Gather all lines with "structure" from the records.

----

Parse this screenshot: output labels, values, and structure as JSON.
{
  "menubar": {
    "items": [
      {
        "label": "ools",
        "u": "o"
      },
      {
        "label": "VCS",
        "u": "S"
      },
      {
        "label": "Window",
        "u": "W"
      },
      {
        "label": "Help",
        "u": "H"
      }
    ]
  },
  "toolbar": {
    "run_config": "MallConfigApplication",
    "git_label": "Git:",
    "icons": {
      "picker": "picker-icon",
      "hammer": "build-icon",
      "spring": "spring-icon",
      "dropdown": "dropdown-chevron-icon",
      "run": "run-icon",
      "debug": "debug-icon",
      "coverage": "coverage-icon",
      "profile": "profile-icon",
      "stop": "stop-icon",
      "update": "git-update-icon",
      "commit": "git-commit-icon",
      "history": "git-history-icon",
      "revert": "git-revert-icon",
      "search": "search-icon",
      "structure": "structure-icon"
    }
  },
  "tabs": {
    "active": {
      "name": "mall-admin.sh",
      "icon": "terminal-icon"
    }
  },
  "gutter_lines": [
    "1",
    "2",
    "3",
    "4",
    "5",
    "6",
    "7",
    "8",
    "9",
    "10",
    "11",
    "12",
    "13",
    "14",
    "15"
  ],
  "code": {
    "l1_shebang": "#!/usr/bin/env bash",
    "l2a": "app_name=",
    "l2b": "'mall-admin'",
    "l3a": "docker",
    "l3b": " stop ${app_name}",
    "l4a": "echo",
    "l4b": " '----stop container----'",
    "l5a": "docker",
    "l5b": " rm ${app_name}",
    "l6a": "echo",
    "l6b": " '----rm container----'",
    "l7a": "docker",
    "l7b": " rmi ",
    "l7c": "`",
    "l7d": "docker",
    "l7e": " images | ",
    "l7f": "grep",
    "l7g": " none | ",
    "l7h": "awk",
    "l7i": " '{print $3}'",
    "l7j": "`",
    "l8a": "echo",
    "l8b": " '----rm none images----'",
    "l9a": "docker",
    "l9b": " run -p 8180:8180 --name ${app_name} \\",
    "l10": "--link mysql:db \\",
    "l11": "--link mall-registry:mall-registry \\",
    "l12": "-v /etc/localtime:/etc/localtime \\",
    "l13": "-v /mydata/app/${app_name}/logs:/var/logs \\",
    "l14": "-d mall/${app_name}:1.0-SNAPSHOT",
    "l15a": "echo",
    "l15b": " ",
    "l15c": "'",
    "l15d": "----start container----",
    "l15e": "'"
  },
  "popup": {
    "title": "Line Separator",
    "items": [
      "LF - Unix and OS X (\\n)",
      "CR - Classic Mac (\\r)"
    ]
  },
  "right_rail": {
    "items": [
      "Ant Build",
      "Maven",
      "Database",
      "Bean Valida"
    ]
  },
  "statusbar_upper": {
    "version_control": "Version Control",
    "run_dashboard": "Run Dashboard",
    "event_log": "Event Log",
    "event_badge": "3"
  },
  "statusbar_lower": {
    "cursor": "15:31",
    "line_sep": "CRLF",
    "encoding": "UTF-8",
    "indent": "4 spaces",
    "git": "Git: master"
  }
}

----

The completed task:
Parse this screenshot: output labels, values, and structure as JSON.
      "structure": "structure-icon"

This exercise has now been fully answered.